:: EXERCISE DETAILS ::
The entries shown below should be output exactly as they appear.

[MATERIAL PROVIDED — start]

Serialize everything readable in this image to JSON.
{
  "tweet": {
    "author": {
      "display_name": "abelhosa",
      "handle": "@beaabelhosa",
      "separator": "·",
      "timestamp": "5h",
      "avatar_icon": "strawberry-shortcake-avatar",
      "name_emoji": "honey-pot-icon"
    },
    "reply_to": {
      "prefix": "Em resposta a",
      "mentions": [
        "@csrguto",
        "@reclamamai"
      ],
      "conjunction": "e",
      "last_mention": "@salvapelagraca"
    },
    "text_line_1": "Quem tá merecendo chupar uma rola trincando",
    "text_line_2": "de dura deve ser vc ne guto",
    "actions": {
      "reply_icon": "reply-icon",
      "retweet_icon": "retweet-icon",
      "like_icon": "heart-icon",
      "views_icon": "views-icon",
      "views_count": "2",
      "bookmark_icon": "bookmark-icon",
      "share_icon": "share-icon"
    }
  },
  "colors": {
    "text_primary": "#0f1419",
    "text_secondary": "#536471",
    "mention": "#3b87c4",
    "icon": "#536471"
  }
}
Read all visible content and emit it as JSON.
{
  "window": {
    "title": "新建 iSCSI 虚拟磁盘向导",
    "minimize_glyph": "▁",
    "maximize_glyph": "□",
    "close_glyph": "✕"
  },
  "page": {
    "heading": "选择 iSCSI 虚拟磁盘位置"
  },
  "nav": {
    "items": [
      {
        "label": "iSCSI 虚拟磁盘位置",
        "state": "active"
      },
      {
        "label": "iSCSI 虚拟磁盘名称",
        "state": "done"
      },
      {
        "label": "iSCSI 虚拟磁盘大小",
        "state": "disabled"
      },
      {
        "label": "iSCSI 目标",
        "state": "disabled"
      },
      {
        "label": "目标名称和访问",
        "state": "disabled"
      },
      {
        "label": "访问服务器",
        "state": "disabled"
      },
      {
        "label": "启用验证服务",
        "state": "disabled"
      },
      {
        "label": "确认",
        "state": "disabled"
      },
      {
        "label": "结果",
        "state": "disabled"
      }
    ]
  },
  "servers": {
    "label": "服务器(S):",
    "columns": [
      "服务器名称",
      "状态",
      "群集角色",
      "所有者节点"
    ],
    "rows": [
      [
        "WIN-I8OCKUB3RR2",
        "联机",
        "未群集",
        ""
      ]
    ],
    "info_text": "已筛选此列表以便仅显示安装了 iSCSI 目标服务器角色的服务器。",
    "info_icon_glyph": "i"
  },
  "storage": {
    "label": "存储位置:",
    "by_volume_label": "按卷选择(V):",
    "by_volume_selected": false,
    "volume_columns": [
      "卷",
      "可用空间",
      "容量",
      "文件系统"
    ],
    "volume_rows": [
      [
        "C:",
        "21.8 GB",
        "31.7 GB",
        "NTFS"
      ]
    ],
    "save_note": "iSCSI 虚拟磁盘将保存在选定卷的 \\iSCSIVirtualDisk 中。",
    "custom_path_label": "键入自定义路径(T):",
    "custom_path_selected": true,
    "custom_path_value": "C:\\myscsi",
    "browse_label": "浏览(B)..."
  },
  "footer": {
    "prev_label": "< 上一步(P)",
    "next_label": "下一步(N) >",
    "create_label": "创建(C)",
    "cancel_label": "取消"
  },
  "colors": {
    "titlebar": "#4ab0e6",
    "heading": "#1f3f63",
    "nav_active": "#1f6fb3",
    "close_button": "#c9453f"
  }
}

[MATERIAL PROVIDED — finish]

:: ANSWER TO THE PROBLEM ::
Serialize everything readable in this image to JSON.
{
  "tweet": {
    "author": {
      "display_name": "abelhosa",
      "handle": "@beaabelhosa",
      "separator": "·",
      "timestamp": "5h",
      "avatar_icon": "strawberry-shortcake-avatar",
      "name_emoji": "honey-pot-icon"
    },
    "reply_to": {
      "prefix": "Em resposta a",
      "mentions": [
        "@csrguto",
        "@reclamamai"
      ],
      "conjunction": "e",
      "last_mention": "@salvapelagraca"
    },
    "text_line_1": "Quem tá merecendo chupar uma rola trincando",
    "text_line_2": "de dura deve ser vc ne guto",
    "actions": {
      "reply_icon": "reply-icon",
      "retweet_icon": "retweet-icon",
      "like_icon": "heart-icon",
      "views_icon": "views-icon",
      "views_count": "2",
      "bookmark_icon": "bookmark-icon",
      "share_icon": "share-icon"
    }
  },
  "colors": {
    "text_primary": "#0f1419",
    "text_secondary": "#536471",
    "mention": "#3b87c4",
    "icon": "#536471"
  }
}
Read all visible content and emit it as JSON.
{
  "window": {
    "title": "新建 iSCSI 虚拟磁盘向导",
    "minimize_glyph": "▁",
    "maximize_glyph": "□",
    "close_glyph": "✕"
  },
  "page": {
    "heading": "选择 iSCSI 虚拟磁盘位置"
  },
  "nav": {
    "items": [
      {
        "label": "iSCSI 虚拟磁盘位置",
        "state": "active"
      },
      {
        "label": "iSCSI 虚拟磁盘名称",
        "state": "done"
      },
      {
        "label": "iSCSI 虚拟磁盘大小",
        "state": "disabled"
      },
      {
        "label": "iSCSI 目标",
        "state": "disabled"
      },
      {
        "label": "目标名称和访问",
        "state": "disabled"
      },
      {
        "label": "访问服务器",
        "state": "disabled"
      },
      {
        "label": "启用验证服务",
        "state": "disabled"
      },
      {
        "label": "确认",
        "state": "disabled"
      },
      {
        "label": "结果",
        "state": "disabled"
      }
    ]
  },
  "servers": {
    "label": "服务器(S):",
    "columns": [
      "服务器名称",
      "状态",
      "群集角色",
      "所有者节点"
    ],
    "rows": [
      [
        "WIN-I8OCKUB3RR2",
        "联机",
        "未群集",
        ""
      ]
    ],
    "info_text": "已筛选此列表以便仅显示安装了 iSCSI 目标服务器角色的服务器。",
    "info_icon_glyph": "i"
  },
  "storage": {
    "label": "存储位置:",
    "by_volume_label": "按卷选择(V):",
    "by_volume_selected": false,
    "volume_columns": [
      "卷",
      "可用空间",
      "容量",
      "文件系统"
    ],
    "volume_rows": [
      [
        "C:",
        "21.8 GB",
        "31.7 GB",
        "NTFS"
      ]
    ],
    "save_note": "iSCSI 虚拟磁盘将保存在选定卷的 \\iSCSIVirtualDisk 中。",
    "custom_path_label": "键入自定义路径(T):",
    "custom_path_selected": true,
    "custom_path_value": "C:\\myscsi",
    "browse_label": "浏览(B)..."
  },
  "footer": {
    "prev_label": "< 上一步(P)",
    "next_label": "下一步(N) >",
    "create_label": "创建(C)",
    "cancel_label": "取消"
  },
  "colors": {
    "titlebar": "#4ab0e6",
    "heading": "#1f3f63",
    "nav_active": "#1f6fb3",
    "close_button": "#c9453f"
  }
}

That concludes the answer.